The problem
Below are the records. Gather each line that holds "Door".

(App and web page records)
-------------------------
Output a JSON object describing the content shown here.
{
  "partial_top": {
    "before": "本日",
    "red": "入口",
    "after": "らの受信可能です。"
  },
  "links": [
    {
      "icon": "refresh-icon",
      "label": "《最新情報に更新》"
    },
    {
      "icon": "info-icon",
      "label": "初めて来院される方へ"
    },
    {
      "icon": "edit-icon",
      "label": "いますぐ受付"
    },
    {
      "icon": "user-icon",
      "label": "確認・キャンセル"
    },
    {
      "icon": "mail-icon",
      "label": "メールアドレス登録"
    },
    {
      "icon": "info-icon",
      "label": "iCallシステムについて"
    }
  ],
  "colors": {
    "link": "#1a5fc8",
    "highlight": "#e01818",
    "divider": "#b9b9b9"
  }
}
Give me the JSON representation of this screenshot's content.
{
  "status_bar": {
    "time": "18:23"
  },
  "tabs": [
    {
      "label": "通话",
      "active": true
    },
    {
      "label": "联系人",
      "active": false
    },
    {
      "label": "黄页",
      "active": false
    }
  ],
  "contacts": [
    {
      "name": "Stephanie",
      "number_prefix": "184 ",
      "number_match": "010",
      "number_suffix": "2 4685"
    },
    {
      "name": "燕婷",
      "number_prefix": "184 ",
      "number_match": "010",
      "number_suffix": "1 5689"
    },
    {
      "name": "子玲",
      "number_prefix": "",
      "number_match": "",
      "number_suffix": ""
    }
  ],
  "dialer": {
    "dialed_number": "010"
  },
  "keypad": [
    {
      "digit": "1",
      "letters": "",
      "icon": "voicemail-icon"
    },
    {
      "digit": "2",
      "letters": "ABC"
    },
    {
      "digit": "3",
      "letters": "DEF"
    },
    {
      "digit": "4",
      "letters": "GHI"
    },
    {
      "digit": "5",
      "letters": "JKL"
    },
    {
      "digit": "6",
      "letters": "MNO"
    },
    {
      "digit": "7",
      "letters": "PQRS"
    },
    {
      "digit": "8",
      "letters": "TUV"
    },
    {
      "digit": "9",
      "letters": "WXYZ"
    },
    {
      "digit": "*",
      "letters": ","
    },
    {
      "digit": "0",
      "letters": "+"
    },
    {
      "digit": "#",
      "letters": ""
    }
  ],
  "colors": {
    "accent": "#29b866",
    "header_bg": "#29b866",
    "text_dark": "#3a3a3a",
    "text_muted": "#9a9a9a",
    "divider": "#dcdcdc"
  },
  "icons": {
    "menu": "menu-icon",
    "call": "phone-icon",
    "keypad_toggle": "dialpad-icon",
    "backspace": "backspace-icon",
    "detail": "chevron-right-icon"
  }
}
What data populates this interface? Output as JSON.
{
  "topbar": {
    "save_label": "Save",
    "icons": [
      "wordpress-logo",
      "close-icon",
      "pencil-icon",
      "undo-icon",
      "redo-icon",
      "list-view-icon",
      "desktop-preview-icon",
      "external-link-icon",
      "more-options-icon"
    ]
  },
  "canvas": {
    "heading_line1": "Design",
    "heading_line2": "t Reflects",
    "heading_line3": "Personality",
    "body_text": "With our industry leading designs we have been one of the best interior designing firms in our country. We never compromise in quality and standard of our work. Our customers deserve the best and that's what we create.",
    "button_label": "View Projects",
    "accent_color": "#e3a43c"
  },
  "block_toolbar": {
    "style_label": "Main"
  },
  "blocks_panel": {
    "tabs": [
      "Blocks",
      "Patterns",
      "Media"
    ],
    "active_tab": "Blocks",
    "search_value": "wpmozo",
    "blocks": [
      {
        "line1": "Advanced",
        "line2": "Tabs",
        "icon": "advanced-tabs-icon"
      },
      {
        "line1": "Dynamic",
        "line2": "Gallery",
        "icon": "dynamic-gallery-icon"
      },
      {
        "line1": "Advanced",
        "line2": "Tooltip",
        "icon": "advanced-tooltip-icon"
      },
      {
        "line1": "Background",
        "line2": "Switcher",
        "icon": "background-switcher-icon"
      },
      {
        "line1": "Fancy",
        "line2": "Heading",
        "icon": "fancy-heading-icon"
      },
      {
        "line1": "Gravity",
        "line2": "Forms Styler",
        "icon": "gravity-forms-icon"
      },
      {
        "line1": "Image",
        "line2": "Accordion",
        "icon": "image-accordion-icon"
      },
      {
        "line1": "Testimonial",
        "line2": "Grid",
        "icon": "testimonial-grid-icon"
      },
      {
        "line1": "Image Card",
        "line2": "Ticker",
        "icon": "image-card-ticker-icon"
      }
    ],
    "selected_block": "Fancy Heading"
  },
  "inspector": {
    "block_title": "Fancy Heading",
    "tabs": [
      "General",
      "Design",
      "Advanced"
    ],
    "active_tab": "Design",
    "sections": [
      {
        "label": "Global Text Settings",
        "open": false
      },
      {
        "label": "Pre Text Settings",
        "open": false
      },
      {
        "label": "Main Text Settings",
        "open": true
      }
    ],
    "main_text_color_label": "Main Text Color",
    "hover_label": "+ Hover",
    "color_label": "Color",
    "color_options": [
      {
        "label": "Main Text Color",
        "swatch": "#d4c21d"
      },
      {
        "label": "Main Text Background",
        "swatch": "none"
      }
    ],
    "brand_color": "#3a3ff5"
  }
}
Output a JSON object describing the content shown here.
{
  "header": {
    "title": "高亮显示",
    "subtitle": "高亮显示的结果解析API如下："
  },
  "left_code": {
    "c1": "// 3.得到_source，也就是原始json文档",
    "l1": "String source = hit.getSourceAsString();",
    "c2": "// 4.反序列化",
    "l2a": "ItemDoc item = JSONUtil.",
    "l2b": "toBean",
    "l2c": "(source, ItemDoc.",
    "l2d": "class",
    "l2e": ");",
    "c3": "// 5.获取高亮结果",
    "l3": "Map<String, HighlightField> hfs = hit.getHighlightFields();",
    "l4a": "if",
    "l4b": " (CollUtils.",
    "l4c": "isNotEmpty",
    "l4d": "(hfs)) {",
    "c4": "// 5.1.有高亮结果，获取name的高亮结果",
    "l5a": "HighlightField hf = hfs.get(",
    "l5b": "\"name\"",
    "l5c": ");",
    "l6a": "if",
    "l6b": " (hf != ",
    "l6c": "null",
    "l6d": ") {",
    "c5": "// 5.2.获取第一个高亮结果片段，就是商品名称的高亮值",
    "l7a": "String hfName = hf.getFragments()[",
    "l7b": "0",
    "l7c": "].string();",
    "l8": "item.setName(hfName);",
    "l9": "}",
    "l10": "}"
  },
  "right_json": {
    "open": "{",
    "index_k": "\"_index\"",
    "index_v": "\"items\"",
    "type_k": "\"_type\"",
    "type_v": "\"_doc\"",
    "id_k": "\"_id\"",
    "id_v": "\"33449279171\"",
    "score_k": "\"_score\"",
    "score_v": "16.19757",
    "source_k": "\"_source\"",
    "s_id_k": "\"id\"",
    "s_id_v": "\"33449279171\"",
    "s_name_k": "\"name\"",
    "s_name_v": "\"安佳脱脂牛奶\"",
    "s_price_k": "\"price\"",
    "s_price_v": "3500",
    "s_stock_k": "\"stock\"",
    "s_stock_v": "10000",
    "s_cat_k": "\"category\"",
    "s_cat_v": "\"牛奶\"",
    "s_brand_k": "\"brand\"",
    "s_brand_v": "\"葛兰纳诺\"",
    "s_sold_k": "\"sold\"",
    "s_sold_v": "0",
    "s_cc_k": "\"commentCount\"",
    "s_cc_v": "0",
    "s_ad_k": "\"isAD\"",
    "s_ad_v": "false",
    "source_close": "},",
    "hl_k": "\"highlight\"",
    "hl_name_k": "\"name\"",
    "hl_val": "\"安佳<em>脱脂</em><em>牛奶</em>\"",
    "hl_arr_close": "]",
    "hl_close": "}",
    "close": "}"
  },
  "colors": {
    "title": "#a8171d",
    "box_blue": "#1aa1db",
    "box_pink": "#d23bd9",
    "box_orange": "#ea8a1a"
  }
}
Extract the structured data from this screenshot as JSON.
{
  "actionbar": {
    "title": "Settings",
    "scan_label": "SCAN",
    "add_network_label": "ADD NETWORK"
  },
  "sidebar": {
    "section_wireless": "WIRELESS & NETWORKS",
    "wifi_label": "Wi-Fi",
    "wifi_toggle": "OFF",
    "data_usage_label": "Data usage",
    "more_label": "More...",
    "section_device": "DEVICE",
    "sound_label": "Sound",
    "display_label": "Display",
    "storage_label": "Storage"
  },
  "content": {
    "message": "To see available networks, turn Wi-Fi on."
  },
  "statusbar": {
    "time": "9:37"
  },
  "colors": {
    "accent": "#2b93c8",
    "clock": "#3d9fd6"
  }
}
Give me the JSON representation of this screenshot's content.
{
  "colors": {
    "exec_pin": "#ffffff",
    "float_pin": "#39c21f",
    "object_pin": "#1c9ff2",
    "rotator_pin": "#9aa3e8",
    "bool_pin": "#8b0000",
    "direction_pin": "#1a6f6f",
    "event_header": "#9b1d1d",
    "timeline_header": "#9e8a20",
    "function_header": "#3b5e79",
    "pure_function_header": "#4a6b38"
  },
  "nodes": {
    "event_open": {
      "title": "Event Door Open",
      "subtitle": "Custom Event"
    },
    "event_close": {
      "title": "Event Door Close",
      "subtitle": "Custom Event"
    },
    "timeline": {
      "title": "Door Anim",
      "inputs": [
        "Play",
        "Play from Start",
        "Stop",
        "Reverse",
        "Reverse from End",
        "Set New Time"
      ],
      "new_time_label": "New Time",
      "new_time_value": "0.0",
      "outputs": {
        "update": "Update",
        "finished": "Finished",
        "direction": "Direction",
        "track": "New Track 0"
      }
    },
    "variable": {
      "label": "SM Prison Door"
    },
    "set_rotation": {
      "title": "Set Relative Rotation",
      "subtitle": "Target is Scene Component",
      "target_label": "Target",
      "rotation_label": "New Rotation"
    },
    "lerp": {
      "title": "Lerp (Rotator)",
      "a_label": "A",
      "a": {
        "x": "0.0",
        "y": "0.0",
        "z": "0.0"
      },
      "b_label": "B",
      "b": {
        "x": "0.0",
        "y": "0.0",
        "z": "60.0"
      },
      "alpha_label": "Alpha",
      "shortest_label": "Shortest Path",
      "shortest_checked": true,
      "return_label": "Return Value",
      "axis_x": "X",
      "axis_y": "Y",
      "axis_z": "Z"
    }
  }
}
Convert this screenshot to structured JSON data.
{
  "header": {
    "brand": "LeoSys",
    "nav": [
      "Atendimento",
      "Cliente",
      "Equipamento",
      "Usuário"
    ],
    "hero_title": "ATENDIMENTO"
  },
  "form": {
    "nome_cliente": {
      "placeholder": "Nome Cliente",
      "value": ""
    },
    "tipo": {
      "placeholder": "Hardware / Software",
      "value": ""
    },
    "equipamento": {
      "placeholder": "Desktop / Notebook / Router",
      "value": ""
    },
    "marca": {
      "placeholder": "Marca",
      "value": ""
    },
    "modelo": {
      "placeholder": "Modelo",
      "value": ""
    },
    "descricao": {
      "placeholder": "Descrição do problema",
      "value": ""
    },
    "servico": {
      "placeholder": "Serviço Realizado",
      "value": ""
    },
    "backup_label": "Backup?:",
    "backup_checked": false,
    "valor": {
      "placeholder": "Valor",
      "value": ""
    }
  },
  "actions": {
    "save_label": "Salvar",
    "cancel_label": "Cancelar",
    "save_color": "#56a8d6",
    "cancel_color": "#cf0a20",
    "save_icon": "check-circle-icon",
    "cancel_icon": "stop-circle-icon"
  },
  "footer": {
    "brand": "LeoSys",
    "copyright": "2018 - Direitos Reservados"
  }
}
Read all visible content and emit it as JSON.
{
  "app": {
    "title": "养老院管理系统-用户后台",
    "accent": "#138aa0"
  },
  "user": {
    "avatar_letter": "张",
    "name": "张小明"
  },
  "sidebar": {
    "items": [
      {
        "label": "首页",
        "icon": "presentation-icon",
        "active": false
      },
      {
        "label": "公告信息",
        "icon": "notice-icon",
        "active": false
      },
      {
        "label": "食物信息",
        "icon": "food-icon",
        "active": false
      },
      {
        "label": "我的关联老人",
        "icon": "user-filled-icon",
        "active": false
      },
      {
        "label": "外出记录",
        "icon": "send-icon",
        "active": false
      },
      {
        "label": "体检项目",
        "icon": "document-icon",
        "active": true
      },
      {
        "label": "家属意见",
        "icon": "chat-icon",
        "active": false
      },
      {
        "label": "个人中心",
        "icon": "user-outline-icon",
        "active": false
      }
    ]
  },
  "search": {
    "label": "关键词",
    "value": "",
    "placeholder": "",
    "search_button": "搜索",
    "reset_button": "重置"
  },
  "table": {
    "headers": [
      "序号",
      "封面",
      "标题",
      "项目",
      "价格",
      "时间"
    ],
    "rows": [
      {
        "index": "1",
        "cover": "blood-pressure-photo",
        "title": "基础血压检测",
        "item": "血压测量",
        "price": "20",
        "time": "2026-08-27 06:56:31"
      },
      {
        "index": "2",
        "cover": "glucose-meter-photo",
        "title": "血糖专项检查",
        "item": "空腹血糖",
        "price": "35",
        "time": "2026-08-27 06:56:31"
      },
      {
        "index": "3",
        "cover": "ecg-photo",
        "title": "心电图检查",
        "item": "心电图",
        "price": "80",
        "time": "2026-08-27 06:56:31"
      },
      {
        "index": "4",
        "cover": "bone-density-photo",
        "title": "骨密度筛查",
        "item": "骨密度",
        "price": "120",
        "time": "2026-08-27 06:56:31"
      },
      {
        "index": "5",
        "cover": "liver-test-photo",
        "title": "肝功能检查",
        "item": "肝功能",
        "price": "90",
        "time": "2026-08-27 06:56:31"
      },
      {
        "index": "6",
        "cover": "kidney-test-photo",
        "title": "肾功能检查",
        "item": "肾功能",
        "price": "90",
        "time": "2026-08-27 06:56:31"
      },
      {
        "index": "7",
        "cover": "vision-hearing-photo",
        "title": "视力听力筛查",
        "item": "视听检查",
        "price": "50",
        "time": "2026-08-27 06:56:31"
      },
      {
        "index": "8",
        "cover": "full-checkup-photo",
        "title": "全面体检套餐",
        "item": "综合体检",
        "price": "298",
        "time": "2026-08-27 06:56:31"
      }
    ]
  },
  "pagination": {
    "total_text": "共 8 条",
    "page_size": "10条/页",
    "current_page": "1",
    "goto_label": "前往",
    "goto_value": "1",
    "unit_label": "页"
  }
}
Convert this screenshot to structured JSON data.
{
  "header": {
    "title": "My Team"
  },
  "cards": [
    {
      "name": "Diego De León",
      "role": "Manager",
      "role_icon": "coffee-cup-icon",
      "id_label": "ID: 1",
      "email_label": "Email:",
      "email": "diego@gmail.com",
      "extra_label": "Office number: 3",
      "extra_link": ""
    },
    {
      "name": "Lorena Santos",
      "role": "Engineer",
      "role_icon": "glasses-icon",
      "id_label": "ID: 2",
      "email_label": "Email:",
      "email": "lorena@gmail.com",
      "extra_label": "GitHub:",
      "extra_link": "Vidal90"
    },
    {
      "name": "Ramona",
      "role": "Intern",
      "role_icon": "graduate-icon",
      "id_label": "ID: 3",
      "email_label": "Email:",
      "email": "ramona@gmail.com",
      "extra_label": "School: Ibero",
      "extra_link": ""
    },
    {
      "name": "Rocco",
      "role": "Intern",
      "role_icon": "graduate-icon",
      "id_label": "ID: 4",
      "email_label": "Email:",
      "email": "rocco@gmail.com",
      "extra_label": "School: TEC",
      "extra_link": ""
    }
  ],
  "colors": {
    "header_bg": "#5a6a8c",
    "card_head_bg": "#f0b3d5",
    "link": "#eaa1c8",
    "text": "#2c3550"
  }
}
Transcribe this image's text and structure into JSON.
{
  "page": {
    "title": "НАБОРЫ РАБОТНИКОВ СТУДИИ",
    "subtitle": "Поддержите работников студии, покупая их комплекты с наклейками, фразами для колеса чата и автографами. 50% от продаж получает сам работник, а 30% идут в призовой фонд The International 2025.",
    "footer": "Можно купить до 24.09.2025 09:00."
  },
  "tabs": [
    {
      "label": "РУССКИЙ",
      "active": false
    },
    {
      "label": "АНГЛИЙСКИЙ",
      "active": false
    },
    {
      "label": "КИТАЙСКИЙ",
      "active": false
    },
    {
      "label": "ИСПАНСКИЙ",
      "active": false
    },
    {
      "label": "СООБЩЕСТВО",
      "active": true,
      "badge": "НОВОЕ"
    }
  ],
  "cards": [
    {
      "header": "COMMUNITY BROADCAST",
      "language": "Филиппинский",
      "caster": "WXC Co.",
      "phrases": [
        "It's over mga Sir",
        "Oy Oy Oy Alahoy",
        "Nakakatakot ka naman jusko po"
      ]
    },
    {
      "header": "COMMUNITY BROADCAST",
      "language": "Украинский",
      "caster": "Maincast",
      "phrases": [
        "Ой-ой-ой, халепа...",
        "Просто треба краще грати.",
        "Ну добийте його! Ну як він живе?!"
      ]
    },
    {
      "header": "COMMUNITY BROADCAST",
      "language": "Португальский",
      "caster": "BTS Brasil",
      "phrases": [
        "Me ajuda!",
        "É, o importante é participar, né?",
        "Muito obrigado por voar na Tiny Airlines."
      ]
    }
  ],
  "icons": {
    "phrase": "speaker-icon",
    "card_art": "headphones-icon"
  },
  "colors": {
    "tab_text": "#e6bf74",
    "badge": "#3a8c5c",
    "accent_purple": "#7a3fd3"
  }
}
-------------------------
Task output
      "title": "Event Door Open",
      "title": "Event Door Close",
      "title": "Door Anim",
      "label": "SM Prison Door"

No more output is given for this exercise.